DATA FOR THIS TASK ▸
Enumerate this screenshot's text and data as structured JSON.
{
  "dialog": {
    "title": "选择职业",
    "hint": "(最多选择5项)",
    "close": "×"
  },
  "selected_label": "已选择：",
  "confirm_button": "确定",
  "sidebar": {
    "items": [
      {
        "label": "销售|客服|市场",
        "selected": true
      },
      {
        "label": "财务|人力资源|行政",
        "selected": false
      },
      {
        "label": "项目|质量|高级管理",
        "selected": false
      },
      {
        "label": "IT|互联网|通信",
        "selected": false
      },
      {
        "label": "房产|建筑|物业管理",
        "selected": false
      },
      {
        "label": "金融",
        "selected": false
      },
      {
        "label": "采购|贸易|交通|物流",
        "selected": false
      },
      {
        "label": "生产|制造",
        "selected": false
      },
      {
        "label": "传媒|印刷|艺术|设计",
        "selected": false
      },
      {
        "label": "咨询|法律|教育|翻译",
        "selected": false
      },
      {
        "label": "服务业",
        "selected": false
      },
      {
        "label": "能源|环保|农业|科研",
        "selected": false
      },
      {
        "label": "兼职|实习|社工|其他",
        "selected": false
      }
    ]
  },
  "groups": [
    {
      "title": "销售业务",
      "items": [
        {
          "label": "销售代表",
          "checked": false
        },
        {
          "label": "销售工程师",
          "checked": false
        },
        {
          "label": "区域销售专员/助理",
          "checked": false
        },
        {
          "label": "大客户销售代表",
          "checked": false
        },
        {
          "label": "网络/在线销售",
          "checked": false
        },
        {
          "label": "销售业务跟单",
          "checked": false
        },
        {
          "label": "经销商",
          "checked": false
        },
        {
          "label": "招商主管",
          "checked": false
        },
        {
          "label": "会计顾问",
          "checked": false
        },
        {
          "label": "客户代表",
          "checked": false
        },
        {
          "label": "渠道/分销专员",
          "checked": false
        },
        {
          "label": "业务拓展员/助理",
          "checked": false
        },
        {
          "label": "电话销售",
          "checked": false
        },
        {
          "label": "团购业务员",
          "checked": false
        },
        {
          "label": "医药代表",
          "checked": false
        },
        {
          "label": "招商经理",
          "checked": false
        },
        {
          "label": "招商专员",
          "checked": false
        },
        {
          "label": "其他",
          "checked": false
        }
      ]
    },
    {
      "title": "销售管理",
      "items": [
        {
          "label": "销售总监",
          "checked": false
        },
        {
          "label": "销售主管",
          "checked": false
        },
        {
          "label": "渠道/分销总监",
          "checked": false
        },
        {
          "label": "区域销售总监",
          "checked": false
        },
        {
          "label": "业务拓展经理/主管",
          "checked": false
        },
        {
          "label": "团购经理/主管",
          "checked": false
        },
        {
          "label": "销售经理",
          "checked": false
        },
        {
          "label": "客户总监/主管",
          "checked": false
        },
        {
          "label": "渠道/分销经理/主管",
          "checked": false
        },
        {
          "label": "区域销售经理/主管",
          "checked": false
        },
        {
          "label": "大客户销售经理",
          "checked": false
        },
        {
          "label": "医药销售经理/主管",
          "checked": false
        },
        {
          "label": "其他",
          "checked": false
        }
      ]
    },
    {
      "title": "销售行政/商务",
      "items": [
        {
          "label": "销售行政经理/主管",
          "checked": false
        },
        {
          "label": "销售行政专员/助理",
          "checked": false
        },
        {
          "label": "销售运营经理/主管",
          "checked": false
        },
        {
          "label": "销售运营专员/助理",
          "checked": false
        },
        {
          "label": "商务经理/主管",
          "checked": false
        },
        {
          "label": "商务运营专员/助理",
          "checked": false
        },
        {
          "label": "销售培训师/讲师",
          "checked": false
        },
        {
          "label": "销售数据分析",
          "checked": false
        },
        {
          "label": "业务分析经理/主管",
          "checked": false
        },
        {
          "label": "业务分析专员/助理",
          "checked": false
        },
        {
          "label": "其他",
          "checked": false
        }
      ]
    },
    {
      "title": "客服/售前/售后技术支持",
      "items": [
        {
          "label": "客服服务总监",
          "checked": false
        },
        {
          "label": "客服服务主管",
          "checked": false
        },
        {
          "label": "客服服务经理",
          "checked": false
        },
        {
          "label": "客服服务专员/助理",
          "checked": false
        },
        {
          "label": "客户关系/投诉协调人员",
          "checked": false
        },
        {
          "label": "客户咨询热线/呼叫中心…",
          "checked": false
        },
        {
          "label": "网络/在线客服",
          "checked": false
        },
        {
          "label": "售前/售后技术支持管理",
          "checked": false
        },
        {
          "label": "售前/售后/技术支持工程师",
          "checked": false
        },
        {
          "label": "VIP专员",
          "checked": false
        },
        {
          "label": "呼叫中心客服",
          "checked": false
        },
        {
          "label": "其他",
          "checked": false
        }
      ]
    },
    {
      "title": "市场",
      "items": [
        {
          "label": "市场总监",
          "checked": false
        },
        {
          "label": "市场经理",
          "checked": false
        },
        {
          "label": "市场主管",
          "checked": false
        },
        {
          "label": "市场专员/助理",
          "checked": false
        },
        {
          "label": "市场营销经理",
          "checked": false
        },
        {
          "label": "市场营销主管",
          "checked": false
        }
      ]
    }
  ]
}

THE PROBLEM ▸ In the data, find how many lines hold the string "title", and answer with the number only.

SOLUTION TO THE EXERCISE ▸ 6